- Material for this task:
=== Begin Enclosure ===
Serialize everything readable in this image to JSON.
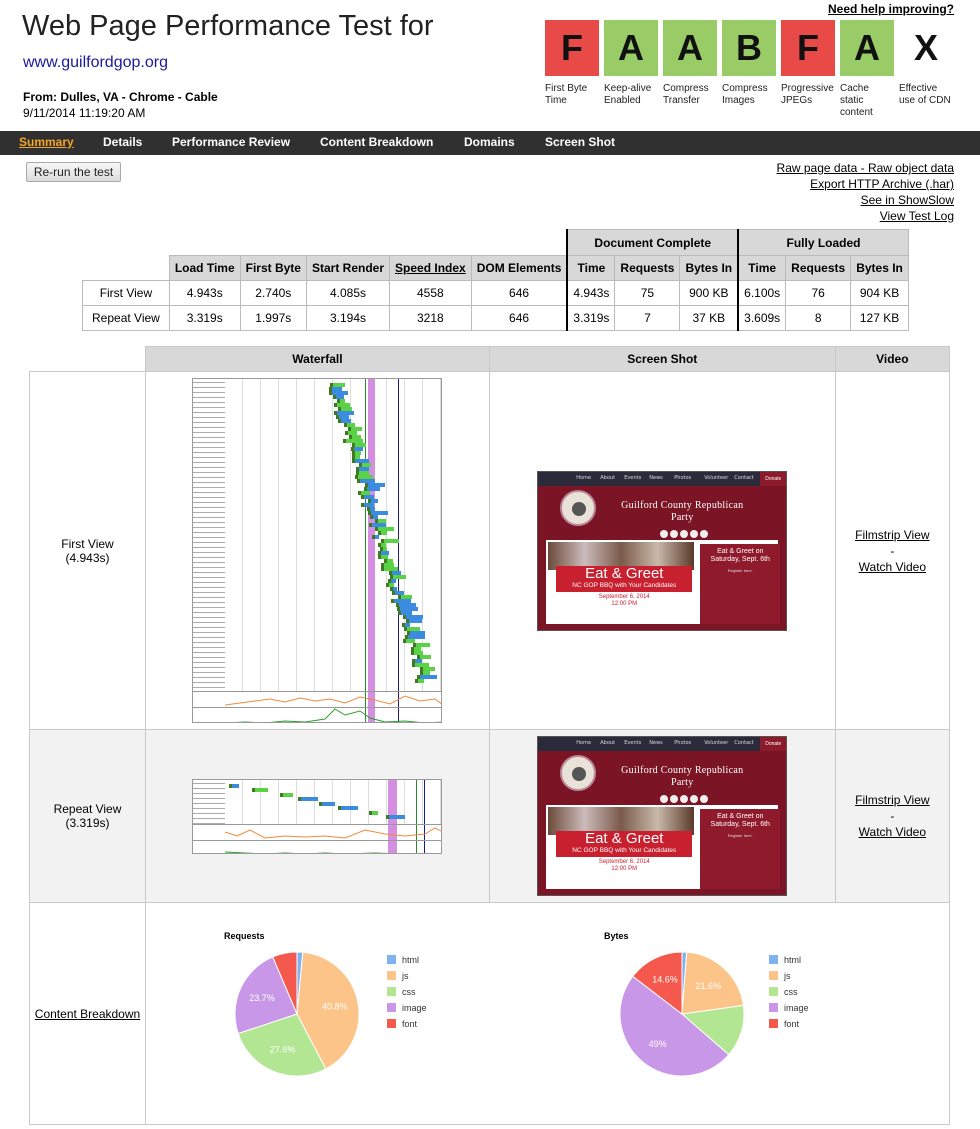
{
  "header": {
    "title": "Web Page Performance Test for",
    "url": "www.guilfordgop.org",
    "from_label": "From:",
    "from_location": "Dulles, VA - ",
    "from_browser": "Chrome - Cable",
    "date": "9/11/2014 11:19:20 AM",
    "help_link": "Need help improving?"
  },
  "grades": [
    {
      "letter": "F",
      "label": "First Byte Time",
      "color": "#e84a48"
    },
    {
      "letter": "A",
      "label": "Keep-alive Enabled",
      "color": "#99cc66"
    },
    {
      "letter": "A",
      "label": "Compress Transfer",
      "color": "#99cc66"
    },
    {
      "letter": "B",
      "label": "Compress Images",
      "color": "#99cc66"
    },
    {
      "letter": "F",
      "label": "Progressive JPEGs",
      "color": "#e84a48"
    },
    {
      "letter": "A",
      "label": "Cache static content",
      "color": "#99cc66"
    },
    {
      "letter": "X",
      "label": "Effective use of CDN",
      "color": "#ffffff"
    }
  ],
  "nav": {
    "items": [
      "Summary",
      "Details",
      "Performance Review",
      "Content Breakdown",
      "Domains",
      "Screen Shot"
    ],
    "active": "Summary"
  },
  "rerun_button": "Re-run the test",
  "right_links": [
    "Raw page data",
    "Raw object data",
    "Export HTTP Archive (.har)",
    "See in ShowSlow",
    "View Test Log"
  ],
  "summary": {
    "group_headers": [
      "Document Complete",
      "Fully Loaded"
    ],
    "columns": [
      "Load Time",
      "First Byte",
      "Start Render",
      "Speed Index",
      "DOM Elements",
      "Time",
      "Requests",
      "Bytes In",
      "Time",
      "Requests",
      "Bytes In"
    ],
    "rows": [
      {
        "label": "First View",
        "values": [
          "4.943s",
          "2.740s",
          "4.085s",
          "4558",
          "646",
          "4.943s",
          "75",
          "900 KB",
          "6.100s",
          "76",
          "904 KB"
        ]
      },
      {
        "label": "Repeat View",
        "values": [
          "3.319s",
          "1.997s",
          "3.194s",
          "3218",
          "646",
          "3.319s",
          "7",
          "37 KB",
          "3.609s",
          "8",
          "127 KB"
        ]
      }
    ]
  },
  "results": {
    "headers": [
      "Waterfall",
      "Screen Shot",
      "Video"
    ],
    "rows": [
      {
        "label": "First View",
        "time": "(4.943s)",
        "filmstrip": "Filmstrip View",
        "dash": "-",
        "watch": "Watch Video"
      },
      {
        "label": "Repeat View",
        "time": "(3.319s)",
        "filmstrip": "Filmstrip View",
        "dash": "-",
        "watch": "Watch Video"
      }
    ],
    "content_breakdown_link": "Content Breakdown"
  },
  "screenshot": {
    "nav_items": [
      "Home",
      "About",
      "Events",
      "News",
      "Photos",
      "Volunteer",
      "Contact"
    ],
    "donate": "Donate",
    "party_title_1": "Guilford County Republican",
    "party_title_2": "Party",
    "banner_big": "Eat & Greet",
    "banner_sub": "NC GOP BBQ with Your Candidates",
    "banner_date": "September 6, 2014",
    "banner_time": "12:00 PM",
    "side_title": "Eat & Greet on Saturday, Sept. 6th",
    "side_sub": "Register here."
  },
  "chart_data": [
    {
      "type": "pie",
      "title": "Requests",
      "categories": [
        "html",
        "js",
        "css",
        "image",
        "font"
      ],
      "colors": [
        "#7fb2f0",
        "#fcc488",
        "#b3e693",
        "#c897e8",
        "#f5584c"
      ],
      "values": [
        1.5,
        40.8,
        27.6,
        23.7,
        6.4
      ],
      "data_labels": [
        "",
        "40.8%",
        "27.6%",
        "23.7%",
        ""
      ]
    },
    {
      "type": "pie",
      "title": "Bytes",
      "categories": [
        "html",
        "js",
        "css",
        "image",
        "font"
      ],
      "colors": [
        "#7fb2f0",
        "#fcc488",
        "#b3e693",
        "#c897e8",
        "#f5584c"
      ],
      "values": [
        1.2,
        21.6,
        13.6,
        49.0,
        14.6
      ],
      "data_labels": [
        "",
        "21.6%",
        "",
        "49%",
        "14.6%"
      ]
    }
  ]
}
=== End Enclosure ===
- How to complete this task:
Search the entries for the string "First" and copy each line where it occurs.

- Solution to the exercise:
      "label": "First Byte Time",
      "First Byte",
        "label": "First View",
        "label": "First View",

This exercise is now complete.